People who have come to Zen Garden are not looking for branding themselves – actually it is the other way round. So, usually I find myself across from an emotionally secure individual and all I have to do is to ask them to begin from the beginning. But the difference is in the subsequent engagement. As we begin from the beginning, I stop them to ask questions, sometimes I offer my own point of view, sometimes I show them something they did not see in their own journey and ask them to reflect. Sometimes, I must surprise my visitor so that he or she gives me the gem I am looking for. Usually, that surprise is a question no one has ever asked before. So, when I met the Dalai Lama, I asked him: What would the Buddha have to say to modern day business if he were here today? He listened intently and then he had a profound answer that is trademark Dalai Lama. He replied, “I do not know”. Then he burst in to a hearty laughter, subsided and started gushing like a mountain spring. All I needed is to listen.
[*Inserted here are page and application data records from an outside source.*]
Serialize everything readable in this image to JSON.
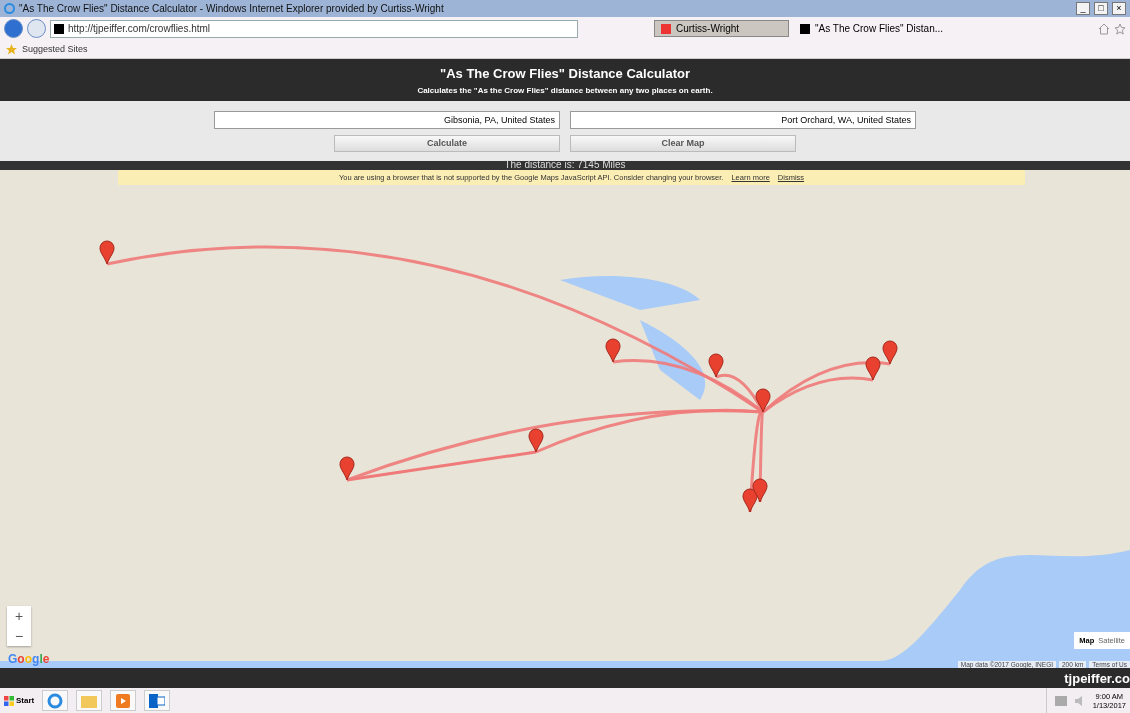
{
  "window": {
    "title": "\"As The Crow Flies\" Distance Calculator - Windows Internet Explorer provided by Curtiss-Wright",
    "controls": [
      "_",
      "□",
      "×"
    ]
  },
  "browser": {
    "address": "http://tjpeiffer.com/crowflies.html",
    "tabs": [
      {
        "label": "Curtiss-Wright",
        "selected": false
      },
      {
        "label": "\"As The Crow Flies\" Distan...",
        "selected": true
      }
    ],
    "favorites": [
      "Suggested Sites"
    ]
  },
  "page": {
    "title": "\"As The Crow Flies\" Distance Calculator",
    "subtitle": "Calculates the \"As the Crow Flies\" distance between any two places on earth.",
    "origin": "Gibsonia, PA, United States",
    "destination": "Port Orchard, WA, United States",
    "buttons": [
      "Calculate",
      "Clear Map"
    ],
    "distance": "The distance is: 7145 Miles"
  },
  "banner": {
    "message": "You are using a browser that is not supported by the Google Maps JavaScript API. Consider changing your browser.",
    "links": [
      "Learn more",
      "Dismiss"
    ]
  },
  "map": {
    "zoom": [
      "+",
      "−"
    ],
    "logo": "Google",
    "types": [
      {
        "label": "Map",
        "selected": true
      },
      {
        "label": "Satellite",
        "selected": false
      }
    ],
    "attribution": [
      "Map data ©2017 Google, INEGI",
      "200 km",
      "Terms of Us"
    ]
  },
  "footer": {
    "site": "tjpeiffer.co"
  },
  "taskbar": {
    "start": "Start",
    "time": "9:00 AM",
    "date": "1/13/2017"
  }
}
There are times when in search of the Zen, I bring back a mountain and not the herb. For days and months it simply sits on my desk and I sheaf through transcripts that my colleague at work Shanti makes for me, and wallow in the other pages of information that I might have collected. There have been occasions when I have returned to the source with the one question that made all the difference long after the visit to the Zen Garden was over. It made the actual session, just the preparatory. The insights gleaned from designer Sujata Keshavan were found after the actual visit. In order to get the best, sometimes I have to suspend expectations that I must get the wisdom of the entrepreneur in a pre-packaged manner, in a finite session. So, this is not about meeting tight deadlines. I get my work done sometimes months and weeks in advance so that the like good wine and cheese; some of it can simply sit on my desk and ferment and age and become priceless.
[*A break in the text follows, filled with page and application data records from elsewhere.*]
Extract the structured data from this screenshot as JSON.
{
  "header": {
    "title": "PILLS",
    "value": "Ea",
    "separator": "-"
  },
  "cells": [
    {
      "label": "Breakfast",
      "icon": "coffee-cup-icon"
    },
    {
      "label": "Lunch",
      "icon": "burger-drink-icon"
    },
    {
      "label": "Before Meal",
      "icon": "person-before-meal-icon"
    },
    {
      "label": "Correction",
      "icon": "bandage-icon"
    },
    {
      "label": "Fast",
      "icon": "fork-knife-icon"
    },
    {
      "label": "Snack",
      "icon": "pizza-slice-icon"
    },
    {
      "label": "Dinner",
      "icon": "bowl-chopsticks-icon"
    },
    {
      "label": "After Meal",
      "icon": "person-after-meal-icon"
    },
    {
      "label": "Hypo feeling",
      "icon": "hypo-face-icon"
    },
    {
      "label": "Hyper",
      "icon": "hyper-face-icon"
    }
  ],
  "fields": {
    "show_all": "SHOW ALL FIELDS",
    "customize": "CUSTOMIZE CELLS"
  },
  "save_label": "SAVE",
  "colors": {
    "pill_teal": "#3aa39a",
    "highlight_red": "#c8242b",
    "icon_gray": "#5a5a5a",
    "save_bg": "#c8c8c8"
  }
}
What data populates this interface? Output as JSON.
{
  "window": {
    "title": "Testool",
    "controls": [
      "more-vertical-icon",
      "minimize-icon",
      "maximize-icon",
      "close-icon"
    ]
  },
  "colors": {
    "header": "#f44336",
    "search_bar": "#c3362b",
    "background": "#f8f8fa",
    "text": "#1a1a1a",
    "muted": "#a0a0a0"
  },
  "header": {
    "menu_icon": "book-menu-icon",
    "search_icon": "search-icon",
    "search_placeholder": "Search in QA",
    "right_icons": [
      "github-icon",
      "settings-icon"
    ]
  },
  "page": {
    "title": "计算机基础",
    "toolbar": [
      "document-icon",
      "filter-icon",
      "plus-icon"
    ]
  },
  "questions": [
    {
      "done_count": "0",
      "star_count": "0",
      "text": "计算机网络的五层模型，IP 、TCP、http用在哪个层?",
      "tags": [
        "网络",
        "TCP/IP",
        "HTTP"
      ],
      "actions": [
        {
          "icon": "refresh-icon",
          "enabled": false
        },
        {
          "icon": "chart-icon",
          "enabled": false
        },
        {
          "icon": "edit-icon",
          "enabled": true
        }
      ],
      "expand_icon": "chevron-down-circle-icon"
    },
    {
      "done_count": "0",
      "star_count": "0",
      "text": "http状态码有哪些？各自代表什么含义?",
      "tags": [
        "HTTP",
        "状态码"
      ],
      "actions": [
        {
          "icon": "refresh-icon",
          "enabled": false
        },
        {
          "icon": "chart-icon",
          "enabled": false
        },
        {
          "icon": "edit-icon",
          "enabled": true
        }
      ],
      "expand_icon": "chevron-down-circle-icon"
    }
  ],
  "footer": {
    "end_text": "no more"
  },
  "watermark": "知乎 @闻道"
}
And that brings me to the third most frequently asked question: where do I find the time? Usually, every visit to the Zen Garden takes half a day of intense preparation, half a day in the Zen Garden with the visitor and a day’s work thereafter, making it roughly two days of work per issue at my end. Usually, it is my weekends that are devoted to it and that makes it 48 weekend-days in a year dedicated to the garden. Sometimes, Susmita the gardener’s wife comes along to help me. After that, my handler at Forbes India, a serious young lady named Sveta Basaron takes over. If I am a sculptor and sometimes a photographer of words, Sveta is the curator of the museum. She has her own way with the layout and the blurb and the caption that makes you, the reader, think that you were right there when the conversation actually took place.